appearance — none directly from the Brooks camp, it should be pointed out.
Slaughter's team went right for Brooks' soft underbelly: the
county scandals. That strategy never worked for local Dems, but maybe Slaughter's
money finally got the message across.
Slaughter was also certainly boosted by a strong turnout in
the city and by President Obama's popularity. Slaughter's numbers closely
parallel Obama's in Monroe County. Democrats also have an enrollment edge in
the 25th District, but the district is more conservative than the one Slaughter
Maybe voters also understood that no matter what Brooks
promised, she'd have little option as a freshman representative but to follow
the wishes of the House Republican leadership. And those extremist positions
probably don't play well in Monroe County.
What's next? Though a powerful and influential
representative, Slaughter is still a member of the minority party in the House
— which makes it much more difficult to get things done.
Brooks has three years left as county executive before term
limits kick in, but it's doubtful she'll serve them out. A much more likely
scenario is that she steps down — to run for another office, to take another job — to pave the way for her successor, who would be appointed by

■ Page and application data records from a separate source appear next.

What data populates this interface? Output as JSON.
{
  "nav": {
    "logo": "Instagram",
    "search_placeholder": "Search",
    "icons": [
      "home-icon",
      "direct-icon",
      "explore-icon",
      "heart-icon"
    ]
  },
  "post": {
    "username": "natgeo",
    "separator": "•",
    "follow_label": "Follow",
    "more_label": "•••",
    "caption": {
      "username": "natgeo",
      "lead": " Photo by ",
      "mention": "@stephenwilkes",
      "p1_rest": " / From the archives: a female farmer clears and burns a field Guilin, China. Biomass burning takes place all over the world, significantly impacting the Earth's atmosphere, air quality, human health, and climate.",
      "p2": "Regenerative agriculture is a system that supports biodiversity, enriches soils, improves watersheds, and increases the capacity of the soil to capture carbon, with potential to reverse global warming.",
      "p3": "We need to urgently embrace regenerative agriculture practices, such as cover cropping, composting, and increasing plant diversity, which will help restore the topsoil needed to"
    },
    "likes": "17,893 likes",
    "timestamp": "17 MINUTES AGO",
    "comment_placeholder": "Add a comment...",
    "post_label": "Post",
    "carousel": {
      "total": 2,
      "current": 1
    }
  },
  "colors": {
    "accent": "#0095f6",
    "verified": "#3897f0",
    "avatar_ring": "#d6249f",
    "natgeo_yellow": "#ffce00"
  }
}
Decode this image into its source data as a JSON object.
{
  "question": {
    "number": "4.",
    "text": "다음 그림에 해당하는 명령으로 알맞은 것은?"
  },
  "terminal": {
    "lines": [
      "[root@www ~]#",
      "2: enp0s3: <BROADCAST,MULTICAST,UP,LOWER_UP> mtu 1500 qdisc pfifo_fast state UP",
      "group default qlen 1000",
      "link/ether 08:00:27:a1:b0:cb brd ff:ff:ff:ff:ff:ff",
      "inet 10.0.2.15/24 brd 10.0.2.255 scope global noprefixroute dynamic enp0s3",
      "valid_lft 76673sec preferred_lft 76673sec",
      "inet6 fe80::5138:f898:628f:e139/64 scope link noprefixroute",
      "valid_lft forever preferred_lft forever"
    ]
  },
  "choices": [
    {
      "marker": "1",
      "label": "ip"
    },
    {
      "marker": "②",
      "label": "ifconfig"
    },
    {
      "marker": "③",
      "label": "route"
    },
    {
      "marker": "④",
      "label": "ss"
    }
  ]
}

the Republicans in the County Legislature. Who would that person be? No obvious
candidate comes to mind, though some town supervisors are salivating — off the
record, of course.